[ Behind this façade there something not feel good ]
Japan’s Prime Minister Shinzo Abe has pledged to help Cambodia with electoral reforms, following a request by Prime Minister Hun Sen to send experts to the country ahead of future polls and amid an ongoing dispute over national elections held more than three months ago.
The promise came as the opposition Cambodia National Rescue Party (CNRP), which has boycotted parliament in protest against irregularities in the July polls, announced plans for a fresh mass demonstration next month.
Abe agreed to help with reforms during a two-day visit to Cambodia over the weekend, which was the first by a Japanese prime minister in 13 years.
He said Japan was willing to assist with “reform efforts” and resolving the post-election dispute through talks between the CNRP and the ruling Cambodian People’s Party (CPP), according to a joint statement released at the end of his visit Sunday.
He told a press conference following bilateral talks with his Cambodian counterpart Hun Sen that he had “welcomed a request” from Cambodia to send experts to assist with reforms.
Call to speak out
Before Abe’s visit, global advocacy group Human Rights Watch had called on Japan to join other countries in publicly calling for an independent, internationally assisted investigation into irregularities in the July election.
Rights groups have said promises made since the last election by Hun Sen, who has ruled the country for nearly three decades, have been half-hearted and fall short of the sweeping changes needed.
Hun Sen said at the press conference with Abe that the appeal for electoral experts was the “first time” Cambodia had made such a request from another country.
“Cambodia has requested help from the Japanese government including with election reforms. I requested Prime Minister Abe to consider dispatching experts to help with reform in the coming elections.”
“Japan is the first country we have requested because we think Japan is a mature democratic country full of election experience,” he said.

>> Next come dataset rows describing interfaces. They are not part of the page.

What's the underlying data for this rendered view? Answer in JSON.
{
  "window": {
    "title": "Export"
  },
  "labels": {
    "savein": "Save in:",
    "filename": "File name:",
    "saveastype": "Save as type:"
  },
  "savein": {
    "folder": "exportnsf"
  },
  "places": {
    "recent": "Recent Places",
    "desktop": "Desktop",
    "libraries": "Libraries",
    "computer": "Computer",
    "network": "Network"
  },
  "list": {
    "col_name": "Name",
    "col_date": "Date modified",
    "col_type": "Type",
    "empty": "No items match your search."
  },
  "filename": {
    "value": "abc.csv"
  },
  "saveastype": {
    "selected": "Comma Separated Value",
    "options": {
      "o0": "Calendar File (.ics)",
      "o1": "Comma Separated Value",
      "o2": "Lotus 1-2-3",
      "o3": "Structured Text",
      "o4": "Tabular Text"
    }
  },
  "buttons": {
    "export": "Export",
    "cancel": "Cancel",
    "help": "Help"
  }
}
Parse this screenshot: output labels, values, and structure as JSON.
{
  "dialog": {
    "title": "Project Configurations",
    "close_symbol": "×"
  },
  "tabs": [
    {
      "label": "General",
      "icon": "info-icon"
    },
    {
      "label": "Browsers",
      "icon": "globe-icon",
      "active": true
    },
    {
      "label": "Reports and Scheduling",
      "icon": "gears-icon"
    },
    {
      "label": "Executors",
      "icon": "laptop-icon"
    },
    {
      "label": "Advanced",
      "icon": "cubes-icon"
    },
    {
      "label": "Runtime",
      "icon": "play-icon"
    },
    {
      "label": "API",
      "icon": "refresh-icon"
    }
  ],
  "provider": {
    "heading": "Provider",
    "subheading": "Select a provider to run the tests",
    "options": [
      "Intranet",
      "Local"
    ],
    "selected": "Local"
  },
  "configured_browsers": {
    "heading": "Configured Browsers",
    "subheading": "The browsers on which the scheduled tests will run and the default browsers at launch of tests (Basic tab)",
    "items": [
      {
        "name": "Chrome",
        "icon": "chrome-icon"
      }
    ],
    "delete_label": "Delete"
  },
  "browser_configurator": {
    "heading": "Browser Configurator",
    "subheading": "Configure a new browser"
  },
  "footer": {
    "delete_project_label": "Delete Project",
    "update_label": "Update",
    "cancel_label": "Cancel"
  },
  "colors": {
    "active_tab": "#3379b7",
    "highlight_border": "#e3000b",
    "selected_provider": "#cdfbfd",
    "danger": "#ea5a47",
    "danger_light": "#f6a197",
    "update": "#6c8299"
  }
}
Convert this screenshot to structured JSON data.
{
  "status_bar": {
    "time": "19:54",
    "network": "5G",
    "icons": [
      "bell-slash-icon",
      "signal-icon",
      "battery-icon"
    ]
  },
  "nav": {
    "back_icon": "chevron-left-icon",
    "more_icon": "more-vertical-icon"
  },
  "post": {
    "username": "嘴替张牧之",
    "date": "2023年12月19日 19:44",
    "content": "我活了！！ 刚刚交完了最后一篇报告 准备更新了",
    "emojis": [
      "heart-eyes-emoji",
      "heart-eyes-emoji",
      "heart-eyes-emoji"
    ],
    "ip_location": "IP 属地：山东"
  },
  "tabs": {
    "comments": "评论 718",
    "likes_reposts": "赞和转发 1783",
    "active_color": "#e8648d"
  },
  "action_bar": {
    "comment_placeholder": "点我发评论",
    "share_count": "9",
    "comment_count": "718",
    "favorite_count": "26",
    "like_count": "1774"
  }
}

The joint statement said Abe had “announced Japan’s readiness to assist these reform efforts.”
“Prime Minister Abe expressed his expectation that the post-election situation will be normalized expeditiously through dialogue and cooperation among the parties concerned and nation-building advanced on the basis of national reconciliation,” it said.
Japan, which has provided more than U.S. $2.25 billion in development aid to Cambodia since 1992, also agreed to strengthen ties with the country in the areas of health, security, investment and infrastructure, according to the statement.
New York-based Human Rights Watch had called on Abe last week to leverage his country’s aid to pressure the Cambodian government into launching an independent probe into fraud and other irregularities in the elections and to discuss the modalities for such an investigation.
The CNRP claims that election irregularities, including the removal of one million voters from the electoral rolls, resulted in the CPP robbing it of election victory.
The government-appointed NEC awarded the CPP 68 parliamentary seats to the CNRP’s 55 in the election, but the CNRP claims it won at least 63 and has called for a U.N.-backed investigation and led a series of mass demonstrations against the results.
The CNRP will lead a fresh mass demonstration on Dec. 10, coinciding with Human Rights Day, party officials announced Monday.
A location has not yet been set for the protest, which could be held in the capital Phnom Penh—as with past demonstrations—or in a different province, CNRP Deputy President Kem Sokha said.
We can’t negotiate with the CPP anymore if we don’t have justice and the truth,” Kem Sokha told RFA’s Khmer Service.
The plan for the protest came amid stalled attempts to restart talks between the two parties, which last met in an attempt to resolve their row earlier this month. Those talks yielded little progress when the ruling party refused to discuss the possibility of an investigation into the allegations of poll fraud.
Cambodia-based political analyst Sok Touch said the demonstration plan was a fresh attempt to put pressure on the CPP to hold negotiations with the CNRP, urging the two parties to reach a solution to end the political deadlock.
“The country should not be pushed into deep political crisis that can lead to bloodshed,” he said.
Aside from calling for an investigation into election irregularities, demonstrators will also be urging justice for victims of police shootings amid a violent clampdown on striking garment factory workers last week, Kem Sokha said.
One bystander was killed and some 10 wounded in shootings on the sidelines of the clampdown on the SL Garment Processing Factory workers in Phnom Penh’s Meanchey district.
Kem Sokha, who along with CNRP President Sam Rainsy visited victims of the incident over the weekend, said that police brutality in the clampdown was evidence of a lack of commitment to reform by Cambodia’s government.
“The government, which is led by the CPP, used brutal violence against factory workers.”
“The authorities killed [an] innocent [person] and also assaulted monks. This is showing that the CPP has not kept its promise for change,” he said.